* Task instructions *
Among the lines of the data, copy those that hold "JavaScript".

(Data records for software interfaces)
========================================
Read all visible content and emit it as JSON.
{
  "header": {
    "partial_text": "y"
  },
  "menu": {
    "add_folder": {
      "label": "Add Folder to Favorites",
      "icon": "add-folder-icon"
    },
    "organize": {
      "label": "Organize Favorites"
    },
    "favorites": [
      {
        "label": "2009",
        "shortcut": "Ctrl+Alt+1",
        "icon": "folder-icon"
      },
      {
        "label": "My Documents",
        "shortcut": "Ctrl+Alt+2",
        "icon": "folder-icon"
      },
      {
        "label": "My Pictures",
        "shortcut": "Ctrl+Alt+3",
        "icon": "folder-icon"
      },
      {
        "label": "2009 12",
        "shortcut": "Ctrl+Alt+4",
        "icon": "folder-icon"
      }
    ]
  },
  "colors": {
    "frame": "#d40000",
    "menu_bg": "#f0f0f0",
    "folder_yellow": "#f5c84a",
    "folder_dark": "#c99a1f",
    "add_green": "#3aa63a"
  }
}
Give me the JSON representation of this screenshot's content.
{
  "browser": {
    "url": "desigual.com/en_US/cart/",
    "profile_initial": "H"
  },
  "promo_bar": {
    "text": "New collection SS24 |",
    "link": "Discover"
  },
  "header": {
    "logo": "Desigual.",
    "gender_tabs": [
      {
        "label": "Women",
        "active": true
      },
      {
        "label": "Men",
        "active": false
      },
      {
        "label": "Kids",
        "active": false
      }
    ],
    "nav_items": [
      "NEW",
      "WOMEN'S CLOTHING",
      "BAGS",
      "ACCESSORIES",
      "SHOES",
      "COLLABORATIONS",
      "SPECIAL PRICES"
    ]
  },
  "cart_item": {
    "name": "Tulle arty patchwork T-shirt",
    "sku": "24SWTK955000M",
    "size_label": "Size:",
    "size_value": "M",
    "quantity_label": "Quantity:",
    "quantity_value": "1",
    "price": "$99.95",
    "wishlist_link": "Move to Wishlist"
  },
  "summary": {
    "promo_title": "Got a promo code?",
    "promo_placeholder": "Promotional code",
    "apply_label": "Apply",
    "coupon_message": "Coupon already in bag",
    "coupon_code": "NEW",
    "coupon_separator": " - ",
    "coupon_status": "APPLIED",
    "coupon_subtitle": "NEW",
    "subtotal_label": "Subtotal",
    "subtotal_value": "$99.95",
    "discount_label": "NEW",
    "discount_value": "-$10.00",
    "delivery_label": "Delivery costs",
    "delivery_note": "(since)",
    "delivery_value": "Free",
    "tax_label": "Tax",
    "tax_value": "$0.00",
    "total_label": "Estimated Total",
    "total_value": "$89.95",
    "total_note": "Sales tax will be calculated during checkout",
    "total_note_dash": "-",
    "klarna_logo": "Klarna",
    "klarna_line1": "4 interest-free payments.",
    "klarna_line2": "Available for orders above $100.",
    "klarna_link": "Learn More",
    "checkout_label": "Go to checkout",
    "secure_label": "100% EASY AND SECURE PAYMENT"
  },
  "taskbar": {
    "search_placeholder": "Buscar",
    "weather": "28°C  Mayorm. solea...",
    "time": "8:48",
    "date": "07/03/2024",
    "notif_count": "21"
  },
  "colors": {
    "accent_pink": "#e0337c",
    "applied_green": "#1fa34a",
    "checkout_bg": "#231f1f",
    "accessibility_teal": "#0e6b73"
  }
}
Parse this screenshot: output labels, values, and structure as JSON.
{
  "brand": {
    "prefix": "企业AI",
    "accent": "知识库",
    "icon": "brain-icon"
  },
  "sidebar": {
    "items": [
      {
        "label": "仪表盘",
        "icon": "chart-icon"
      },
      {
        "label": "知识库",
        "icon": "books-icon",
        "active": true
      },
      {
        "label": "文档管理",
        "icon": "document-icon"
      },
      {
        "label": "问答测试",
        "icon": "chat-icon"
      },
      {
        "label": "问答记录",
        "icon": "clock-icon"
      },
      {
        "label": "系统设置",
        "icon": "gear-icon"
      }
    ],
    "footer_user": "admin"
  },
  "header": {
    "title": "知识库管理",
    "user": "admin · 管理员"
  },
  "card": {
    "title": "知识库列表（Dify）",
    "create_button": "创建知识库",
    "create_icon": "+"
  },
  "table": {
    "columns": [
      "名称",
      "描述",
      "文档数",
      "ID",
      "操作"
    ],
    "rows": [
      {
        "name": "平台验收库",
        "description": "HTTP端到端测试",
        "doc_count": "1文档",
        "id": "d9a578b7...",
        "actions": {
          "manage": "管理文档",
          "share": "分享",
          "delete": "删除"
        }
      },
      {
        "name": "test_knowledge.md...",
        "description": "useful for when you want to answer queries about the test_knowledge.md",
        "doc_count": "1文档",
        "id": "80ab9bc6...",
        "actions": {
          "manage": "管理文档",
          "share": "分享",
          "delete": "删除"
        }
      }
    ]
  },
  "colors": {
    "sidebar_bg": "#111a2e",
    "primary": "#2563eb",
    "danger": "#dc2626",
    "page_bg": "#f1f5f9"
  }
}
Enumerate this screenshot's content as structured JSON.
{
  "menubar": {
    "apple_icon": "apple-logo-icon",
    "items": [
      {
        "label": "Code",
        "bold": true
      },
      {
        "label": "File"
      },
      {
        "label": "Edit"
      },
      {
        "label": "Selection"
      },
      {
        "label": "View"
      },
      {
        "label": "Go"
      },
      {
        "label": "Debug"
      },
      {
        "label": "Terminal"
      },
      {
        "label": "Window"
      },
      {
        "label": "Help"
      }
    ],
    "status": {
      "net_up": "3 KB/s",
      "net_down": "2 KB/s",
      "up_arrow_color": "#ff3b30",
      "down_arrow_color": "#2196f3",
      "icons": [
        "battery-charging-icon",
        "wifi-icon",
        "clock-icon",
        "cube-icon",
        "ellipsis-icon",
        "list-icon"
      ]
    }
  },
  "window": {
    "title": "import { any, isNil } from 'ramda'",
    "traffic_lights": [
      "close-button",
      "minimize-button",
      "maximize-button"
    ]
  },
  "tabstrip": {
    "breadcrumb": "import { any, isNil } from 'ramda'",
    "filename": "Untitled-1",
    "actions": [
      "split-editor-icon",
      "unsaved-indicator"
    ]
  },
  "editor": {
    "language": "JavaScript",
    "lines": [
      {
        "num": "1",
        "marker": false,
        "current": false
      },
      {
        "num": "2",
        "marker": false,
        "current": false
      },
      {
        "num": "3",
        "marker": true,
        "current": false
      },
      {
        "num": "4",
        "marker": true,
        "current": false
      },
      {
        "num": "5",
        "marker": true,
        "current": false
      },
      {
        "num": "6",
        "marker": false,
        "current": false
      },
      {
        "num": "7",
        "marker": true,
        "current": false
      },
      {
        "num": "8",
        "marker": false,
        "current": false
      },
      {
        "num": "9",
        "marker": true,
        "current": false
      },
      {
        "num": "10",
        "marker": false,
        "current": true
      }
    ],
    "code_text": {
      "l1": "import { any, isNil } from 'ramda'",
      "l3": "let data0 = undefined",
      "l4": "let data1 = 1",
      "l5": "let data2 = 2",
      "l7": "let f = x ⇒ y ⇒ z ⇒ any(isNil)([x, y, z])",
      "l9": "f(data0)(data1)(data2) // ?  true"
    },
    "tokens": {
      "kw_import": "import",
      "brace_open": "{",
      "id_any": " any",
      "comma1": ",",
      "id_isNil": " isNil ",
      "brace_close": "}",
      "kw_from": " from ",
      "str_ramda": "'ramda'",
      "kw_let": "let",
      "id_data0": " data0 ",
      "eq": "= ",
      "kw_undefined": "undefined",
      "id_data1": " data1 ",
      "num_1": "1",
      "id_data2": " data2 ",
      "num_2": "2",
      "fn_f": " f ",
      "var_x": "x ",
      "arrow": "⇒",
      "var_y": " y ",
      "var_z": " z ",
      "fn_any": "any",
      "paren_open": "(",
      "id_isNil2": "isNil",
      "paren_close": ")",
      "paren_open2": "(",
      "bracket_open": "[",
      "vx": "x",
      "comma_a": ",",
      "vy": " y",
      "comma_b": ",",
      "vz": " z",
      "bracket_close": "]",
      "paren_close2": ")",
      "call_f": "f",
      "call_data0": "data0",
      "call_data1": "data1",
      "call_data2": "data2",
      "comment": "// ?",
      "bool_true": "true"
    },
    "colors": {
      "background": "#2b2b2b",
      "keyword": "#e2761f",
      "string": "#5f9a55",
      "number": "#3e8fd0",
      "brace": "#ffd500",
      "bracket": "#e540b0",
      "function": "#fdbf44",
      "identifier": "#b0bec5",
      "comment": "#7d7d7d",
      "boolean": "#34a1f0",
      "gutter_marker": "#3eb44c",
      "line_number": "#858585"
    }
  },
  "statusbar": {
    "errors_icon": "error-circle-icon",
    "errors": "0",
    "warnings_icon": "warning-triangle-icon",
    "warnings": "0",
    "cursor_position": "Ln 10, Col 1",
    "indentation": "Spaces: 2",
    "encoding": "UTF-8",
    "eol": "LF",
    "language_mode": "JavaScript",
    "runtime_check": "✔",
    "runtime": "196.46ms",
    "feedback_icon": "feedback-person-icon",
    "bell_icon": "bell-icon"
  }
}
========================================
* Task result *
    "language": "JavaScript",
    "language_mode": "JavaScript",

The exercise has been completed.